Key Terms in this Chapter
Cookies: A message given to a Web browser by a Web server. The browser stores the message in a text file. The message is then sent back to the server each time the browser requests a page from the server. The main purpose of cookies is to identify users and possibly prepare customized Web pages for them. This information is packaged into a cookie and sent to your Web browser which stores it for later use. The next time you go to the same Web site, your browser will send the cookie to the Web server. The server can use this information to present you with custom Web pages. So, for example, instead of seeing just a generic welcome page you might see a welcome page with your name on it.
Digital Technology: The word “digital” comes from Latin - digitus , finger - and refers to one of the oldest tools for counting! When information is stored, transmitted or forwarded in digital format, it is converted into numbers - at the most basic machine-level as “zeroes and ones”. In the context of this chapter the term represents technology that relies on the use of microprocessors, hence computers and applications that are dependent on computers such as the Internet as well as other devices such as video cameras and mobile devices such as phones and personal-digital assistants (PDAs).
Copyleft: Is a general method for making a program or other work free, and requiring all modified and extended versions of the program to be free as well.
Internet Privileges: Are a set or rules or expectations that an organization enforces for the proper and safe use of computer and Internet resources that it is accountable for. Typically an internet use policy would cover acceptable and unacceptable behaviours and the consequences for unacceptable behaviours.

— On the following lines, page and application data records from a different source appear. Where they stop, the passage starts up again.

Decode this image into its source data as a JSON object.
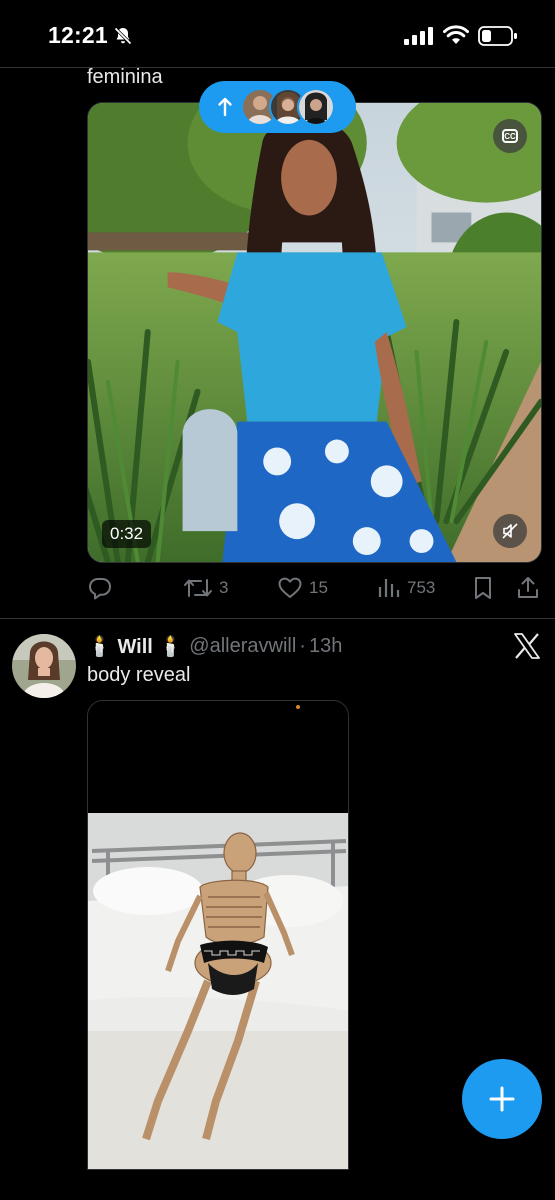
{
  "status_bar": {
    "time": "12:21",
    "icons": [
      "bell-slash-icon",
      "cellular-signal-icon",
      "wifi-icon",
      "battery-icon"
    ]
  },
  "tweet1": {
    "text": "feminina",
    "video": {
      "duration": "0:32",
      "captions_label": "CC",
      "icons": [
        "captions-icon",
        "muted-speaker-icon"
      ]
    },
    "actions": {
      "reply_count": "",
      "retweet_count": "3",
      "like_count": "15",
      "view_count": "753"
    }
  },
  "new_posts_pill": {
    "icon": "arrow-up-icon",
    "avatar_count": 3
  },
  "tweet2": {
    "display_name": "🕯️ Will 🕯️",
    "handle": "@alleravwill",
    "separator": "·",
    "time_ago": "13h",
    "text": "body reveal",
    "source_icon": "x-logo-icon"
  },
  "fab": {
    "icon": "plus-icon"
  },
  "colors": {
    "accent": "#1d9bf0",
    "background": "#000000",
    "text_primary": "#e7e9ea",
    "text_secondary": "#71767b",
    "divider": "#2f3336"
  }
}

FOSS/FLOSS: FOSS is an acronym standing for Free and Open Source Software and as its component names suggest the software can be used for any purpose, redistributed or its source code modified. In the English language the term “Free” has many different connotations so many programmers, users and advocates of FOSS have termed the term FLOSS-Free/Libre Open Source Software-to refer to the “open” nature of the source code, which can be legally modified and distributed. FOSS or FLOSS should not be confused with “free software” as the products produced using FOSS/FLOSS source code can be offered either at no cost or a charge may apply.

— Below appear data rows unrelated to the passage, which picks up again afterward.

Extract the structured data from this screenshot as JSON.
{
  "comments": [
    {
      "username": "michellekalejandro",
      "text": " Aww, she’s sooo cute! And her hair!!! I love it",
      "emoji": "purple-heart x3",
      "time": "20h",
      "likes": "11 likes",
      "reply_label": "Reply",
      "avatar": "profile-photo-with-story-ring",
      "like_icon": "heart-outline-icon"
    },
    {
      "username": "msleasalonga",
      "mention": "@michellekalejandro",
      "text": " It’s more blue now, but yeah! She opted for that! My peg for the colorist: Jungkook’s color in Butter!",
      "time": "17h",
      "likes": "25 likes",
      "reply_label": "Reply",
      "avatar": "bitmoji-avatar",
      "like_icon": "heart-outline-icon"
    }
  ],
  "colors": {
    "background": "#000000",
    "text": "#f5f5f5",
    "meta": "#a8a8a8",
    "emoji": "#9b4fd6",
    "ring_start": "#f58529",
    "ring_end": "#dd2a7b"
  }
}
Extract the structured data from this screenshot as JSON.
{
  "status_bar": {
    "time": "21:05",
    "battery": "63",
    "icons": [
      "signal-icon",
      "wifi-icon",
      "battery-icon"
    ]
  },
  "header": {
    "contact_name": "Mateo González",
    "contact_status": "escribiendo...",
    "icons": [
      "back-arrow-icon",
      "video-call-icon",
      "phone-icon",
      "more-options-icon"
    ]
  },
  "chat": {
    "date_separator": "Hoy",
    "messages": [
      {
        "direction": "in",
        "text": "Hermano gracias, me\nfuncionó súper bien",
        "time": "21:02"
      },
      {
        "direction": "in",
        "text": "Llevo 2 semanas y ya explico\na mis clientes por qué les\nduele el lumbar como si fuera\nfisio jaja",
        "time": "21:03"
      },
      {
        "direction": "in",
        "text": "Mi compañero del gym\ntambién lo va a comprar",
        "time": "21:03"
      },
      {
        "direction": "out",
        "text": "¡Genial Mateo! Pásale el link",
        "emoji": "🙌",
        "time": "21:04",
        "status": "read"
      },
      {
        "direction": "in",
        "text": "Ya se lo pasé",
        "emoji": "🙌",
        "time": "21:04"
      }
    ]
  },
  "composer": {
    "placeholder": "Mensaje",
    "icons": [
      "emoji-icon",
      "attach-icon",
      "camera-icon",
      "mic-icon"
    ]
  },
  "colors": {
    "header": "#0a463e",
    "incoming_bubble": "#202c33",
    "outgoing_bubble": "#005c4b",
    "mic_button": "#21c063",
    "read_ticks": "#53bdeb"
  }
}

Education: Education encompasses teaching and learning specific knowledge, skills, and also something less tangible: the imparting of ‘learning how to learn” or “the concept of life long learning” which is based on knowledge, sound judgement and wisdom. Education has as one of its fundamental goals the imparting of culture from generation to generation in addition to the skills and knowledge required to operate in society.
Intellectual Property (IP): Is the general name given to the laws covering patents, trade marks, copyright, designs, circuit layouts, and plant breeder’s rights. Intellectual property laws protect the property rights in creative and inventive endeavours and give creators and inventors certain exclusive economic rights, generally for a limited time, to deal with their creative works or inventions.